Simple adverts are sometimes the best. This one starts with two hands, a nut, and the line: "Let's see what curiosity can do." Over the course of the advert, the hands manipulate the nut, transforming it into an engine, various different motorbikes, a Honda Civic, BTCC Civic touring car, NSX and lastly a Honda Jazz. Great way of demonstrating some of Honda's most successful innovations from the past 65 years.

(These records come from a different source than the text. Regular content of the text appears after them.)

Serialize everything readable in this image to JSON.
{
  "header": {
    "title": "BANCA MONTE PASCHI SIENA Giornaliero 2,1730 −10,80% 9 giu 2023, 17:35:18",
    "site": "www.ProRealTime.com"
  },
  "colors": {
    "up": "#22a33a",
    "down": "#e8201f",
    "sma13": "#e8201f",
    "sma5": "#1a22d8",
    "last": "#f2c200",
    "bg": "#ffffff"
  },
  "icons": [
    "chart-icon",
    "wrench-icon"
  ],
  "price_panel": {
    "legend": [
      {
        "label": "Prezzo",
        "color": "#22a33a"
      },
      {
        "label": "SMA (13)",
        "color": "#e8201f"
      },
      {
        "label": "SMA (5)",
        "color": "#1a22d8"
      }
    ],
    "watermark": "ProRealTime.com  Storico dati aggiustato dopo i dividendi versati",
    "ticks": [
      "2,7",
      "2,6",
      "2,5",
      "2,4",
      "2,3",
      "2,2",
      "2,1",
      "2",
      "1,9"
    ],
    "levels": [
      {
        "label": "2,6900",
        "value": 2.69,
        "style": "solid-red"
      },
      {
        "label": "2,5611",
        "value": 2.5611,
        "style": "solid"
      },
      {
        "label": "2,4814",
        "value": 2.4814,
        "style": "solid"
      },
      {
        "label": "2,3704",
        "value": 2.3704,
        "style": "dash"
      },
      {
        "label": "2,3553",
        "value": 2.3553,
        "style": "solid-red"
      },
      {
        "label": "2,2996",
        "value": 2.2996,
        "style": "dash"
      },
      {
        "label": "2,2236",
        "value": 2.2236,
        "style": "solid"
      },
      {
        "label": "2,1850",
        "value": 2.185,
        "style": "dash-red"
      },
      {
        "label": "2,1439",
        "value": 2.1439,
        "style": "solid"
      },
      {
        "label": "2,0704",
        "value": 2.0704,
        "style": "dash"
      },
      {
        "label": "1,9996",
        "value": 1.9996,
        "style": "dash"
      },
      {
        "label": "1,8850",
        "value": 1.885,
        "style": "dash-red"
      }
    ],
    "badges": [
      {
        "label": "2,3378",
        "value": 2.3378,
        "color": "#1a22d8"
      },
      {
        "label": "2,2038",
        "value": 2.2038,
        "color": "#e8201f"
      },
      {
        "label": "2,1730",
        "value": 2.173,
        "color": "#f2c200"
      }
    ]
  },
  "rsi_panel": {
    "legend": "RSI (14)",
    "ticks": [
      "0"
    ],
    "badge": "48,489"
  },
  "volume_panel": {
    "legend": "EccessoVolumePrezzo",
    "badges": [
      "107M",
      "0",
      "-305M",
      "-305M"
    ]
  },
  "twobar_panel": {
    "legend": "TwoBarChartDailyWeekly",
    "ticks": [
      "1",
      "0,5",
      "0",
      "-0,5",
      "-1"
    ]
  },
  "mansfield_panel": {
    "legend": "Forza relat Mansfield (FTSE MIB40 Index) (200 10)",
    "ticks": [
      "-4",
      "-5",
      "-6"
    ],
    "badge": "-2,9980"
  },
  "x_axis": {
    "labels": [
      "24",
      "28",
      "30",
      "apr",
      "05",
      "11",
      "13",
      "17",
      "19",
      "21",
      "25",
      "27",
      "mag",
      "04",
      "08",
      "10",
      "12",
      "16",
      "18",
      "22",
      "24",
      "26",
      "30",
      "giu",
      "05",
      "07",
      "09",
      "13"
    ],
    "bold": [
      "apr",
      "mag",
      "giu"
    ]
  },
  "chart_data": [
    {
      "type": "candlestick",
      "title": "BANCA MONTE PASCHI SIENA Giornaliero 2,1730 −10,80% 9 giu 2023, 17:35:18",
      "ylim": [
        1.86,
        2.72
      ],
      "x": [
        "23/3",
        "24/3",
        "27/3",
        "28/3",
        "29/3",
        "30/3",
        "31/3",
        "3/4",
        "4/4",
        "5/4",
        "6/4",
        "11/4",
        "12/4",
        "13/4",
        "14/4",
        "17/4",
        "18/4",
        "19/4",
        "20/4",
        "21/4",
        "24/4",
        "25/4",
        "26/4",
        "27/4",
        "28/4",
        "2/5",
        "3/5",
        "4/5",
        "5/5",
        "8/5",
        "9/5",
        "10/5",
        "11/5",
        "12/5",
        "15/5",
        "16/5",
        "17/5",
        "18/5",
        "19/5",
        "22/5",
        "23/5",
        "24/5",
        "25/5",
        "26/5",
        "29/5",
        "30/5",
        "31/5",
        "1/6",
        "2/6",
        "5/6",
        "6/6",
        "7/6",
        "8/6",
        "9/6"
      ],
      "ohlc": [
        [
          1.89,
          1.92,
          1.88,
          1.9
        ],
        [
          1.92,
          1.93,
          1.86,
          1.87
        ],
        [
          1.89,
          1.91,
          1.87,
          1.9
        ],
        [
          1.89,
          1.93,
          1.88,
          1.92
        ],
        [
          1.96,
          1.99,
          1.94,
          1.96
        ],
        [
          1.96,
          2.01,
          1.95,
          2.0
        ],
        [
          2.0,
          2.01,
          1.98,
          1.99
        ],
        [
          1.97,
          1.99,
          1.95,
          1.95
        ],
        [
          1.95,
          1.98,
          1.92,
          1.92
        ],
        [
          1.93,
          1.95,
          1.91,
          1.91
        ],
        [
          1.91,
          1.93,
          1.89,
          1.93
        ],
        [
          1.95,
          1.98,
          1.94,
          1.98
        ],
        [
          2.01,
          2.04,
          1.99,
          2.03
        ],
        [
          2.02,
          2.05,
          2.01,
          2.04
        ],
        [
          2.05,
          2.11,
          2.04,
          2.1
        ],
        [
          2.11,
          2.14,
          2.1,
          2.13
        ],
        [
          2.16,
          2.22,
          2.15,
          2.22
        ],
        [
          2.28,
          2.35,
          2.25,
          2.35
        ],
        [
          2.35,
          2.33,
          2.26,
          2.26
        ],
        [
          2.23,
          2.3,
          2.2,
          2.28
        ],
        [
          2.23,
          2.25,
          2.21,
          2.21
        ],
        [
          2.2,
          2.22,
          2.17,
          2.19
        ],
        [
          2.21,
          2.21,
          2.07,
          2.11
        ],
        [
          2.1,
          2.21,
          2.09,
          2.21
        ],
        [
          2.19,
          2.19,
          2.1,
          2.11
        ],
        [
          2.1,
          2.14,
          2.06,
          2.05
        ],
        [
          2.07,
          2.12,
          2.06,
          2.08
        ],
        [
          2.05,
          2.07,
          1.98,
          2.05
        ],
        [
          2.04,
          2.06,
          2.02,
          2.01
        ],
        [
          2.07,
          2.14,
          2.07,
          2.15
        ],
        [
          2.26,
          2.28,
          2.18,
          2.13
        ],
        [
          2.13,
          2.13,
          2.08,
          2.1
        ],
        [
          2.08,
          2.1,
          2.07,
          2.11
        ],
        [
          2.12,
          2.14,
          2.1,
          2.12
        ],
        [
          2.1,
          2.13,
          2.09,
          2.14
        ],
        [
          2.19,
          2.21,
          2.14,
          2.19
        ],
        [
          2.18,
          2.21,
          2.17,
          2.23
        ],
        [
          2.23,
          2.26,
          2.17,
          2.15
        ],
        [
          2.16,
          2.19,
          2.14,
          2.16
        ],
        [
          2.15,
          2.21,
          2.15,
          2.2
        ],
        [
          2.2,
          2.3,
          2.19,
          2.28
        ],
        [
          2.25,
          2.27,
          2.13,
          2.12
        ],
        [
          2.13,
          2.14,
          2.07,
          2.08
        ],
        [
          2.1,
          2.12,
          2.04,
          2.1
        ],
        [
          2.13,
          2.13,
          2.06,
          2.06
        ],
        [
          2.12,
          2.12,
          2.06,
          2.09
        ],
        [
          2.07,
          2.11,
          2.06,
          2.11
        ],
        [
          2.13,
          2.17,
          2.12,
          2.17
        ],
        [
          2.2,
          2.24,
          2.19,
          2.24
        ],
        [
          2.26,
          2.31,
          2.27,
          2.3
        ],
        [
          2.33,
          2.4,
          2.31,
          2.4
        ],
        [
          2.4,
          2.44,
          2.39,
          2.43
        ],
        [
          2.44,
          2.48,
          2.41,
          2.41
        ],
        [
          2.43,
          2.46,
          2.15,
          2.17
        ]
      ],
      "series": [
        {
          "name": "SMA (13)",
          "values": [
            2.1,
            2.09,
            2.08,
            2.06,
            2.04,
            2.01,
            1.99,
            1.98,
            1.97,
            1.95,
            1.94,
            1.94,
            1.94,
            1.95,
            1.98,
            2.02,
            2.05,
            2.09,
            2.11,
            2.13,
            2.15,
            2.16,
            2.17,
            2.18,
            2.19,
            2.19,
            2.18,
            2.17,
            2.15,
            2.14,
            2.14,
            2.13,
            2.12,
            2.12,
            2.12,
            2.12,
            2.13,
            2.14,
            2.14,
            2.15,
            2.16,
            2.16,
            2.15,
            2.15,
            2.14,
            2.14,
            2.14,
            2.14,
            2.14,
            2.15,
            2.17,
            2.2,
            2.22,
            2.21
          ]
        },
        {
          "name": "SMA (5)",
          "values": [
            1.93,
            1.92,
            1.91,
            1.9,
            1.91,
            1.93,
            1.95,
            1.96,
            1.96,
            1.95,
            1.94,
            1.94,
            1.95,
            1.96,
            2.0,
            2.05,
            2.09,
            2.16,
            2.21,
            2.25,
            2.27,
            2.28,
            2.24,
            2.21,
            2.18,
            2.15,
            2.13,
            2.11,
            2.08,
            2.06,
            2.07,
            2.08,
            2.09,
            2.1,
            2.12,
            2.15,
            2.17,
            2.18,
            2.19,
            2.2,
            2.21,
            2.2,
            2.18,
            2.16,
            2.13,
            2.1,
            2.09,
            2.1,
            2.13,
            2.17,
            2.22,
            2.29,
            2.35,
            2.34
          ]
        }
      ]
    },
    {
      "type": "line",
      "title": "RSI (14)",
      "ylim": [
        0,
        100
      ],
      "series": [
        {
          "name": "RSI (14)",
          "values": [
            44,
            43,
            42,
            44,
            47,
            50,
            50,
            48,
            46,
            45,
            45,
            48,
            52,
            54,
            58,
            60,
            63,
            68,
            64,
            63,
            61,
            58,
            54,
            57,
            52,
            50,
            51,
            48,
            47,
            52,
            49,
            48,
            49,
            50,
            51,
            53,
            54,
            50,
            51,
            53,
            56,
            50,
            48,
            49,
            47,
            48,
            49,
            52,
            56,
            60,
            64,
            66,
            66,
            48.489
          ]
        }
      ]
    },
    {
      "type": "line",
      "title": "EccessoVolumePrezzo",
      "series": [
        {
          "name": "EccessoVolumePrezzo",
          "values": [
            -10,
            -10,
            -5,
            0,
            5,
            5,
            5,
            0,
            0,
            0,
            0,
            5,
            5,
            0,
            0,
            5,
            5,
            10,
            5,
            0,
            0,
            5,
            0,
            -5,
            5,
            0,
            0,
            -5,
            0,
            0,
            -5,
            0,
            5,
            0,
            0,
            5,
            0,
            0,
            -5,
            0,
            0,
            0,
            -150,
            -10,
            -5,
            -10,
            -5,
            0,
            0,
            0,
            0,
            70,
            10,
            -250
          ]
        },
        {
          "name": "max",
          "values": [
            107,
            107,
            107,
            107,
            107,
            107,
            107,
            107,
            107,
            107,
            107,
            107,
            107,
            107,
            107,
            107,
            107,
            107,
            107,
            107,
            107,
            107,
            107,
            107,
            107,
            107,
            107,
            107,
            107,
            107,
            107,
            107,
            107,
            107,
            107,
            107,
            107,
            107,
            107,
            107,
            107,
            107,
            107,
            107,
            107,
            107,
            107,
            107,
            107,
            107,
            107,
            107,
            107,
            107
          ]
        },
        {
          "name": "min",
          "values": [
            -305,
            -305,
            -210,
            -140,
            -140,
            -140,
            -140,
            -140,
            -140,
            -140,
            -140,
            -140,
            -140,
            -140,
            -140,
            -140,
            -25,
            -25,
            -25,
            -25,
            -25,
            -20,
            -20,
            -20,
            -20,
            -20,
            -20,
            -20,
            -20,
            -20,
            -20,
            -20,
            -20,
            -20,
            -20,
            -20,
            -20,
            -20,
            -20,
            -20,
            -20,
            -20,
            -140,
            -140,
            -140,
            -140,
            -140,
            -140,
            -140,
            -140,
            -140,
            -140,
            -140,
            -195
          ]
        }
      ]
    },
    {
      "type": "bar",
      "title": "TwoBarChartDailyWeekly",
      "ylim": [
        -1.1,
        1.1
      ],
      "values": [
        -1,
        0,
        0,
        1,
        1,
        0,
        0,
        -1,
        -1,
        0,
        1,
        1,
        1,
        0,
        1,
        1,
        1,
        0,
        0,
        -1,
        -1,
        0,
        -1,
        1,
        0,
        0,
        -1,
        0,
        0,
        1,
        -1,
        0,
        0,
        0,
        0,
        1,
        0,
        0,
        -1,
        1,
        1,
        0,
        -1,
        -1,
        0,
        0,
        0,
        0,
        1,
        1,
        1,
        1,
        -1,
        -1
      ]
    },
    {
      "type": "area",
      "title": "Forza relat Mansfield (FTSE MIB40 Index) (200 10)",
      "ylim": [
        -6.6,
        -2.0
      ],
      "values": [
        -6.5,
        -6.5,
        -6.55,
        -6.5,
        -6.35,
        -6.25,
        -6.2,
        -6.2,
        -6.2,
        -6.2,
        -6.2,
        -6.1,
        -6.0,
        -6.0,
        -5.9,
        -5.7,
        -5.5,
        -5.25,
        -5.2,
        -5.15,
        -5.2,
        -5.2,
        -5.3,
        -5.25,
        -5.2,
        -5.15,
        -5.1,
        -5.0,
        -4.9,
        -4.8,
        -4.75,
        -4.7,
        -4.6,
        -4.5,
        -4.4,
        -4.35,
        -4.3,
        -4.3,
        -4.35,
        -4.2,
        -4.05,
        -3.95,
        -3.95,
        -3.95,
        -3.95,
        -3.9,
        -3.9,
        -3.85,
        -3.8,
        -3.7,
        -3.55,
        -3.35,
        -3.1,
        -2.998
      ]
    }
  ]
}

This is just mad. Fiat has gone to new lengths to advertise the practicalities of the Fiat 500L in creating an original gangster rap entitled 'The Motherhood'. Referencing infant defecation among other things, the ad explores - in some depth - the toils of motherhood. It's a smart way of appealing to a niche audience, but it was a little bit long and bordering on repetitive; there's an intro, two verses, two choruses and an awfully strange bridge to haul through. Realistically, no mother would withstand the length of this advert without postponing it to attend their infant.
We had to have at least one advert in here appealing to our auditory perception and the Audi R8 V10 plus advert does just about that. It's designed to demonstrate the power of the new mid-engined sportscar. The R8's V10 engine produces a raucous and undiluted engine note. Even cooler - thanks to the absence of certain body panels you can actually see the engine being put through its paces - it's music to the ears of any petrol head hearing the R8 rifling through different gears.
This made the top 10 solely because of the amazing soundtrack. It features a unique remix, including samples from Tinie Tempah's 'Pass Out' to 'Tidal Wave' by Sub Focus. It's an alternative way of demonstrating the roaring capabilities of the new Mercedes E63 AMG engine. Instead of literally recording the engine being put through its paces, as Audi did, Mercedes has enlisted popular music in a way that's sure to appeal to its market.
This ad follows the story of a father driving his baby around at night trying to get him to sleep. At first, it seems like a cunning ploy; the baby is sound asleep. But Volkswagen Start/Stop technology soon intervenes and every time the Tiguan's engine cuts out, the baby wakes up and starts crying. The conclusion is that, despite crying babies, you'll at least save money on fuel.
This is the advert that Dacia chose to coincide with its launch in the UK. It's a plain approach, starting with three Dacias in a white showroom. The simplistic advertising technique seems to be an attempt to emulate Dacia's budget approach towards car manufacturing. It's great that Dacia is being so clear-cut in what it stands for, but we'd still like it if they spiced things up a little, at least in the advertising sector of the business.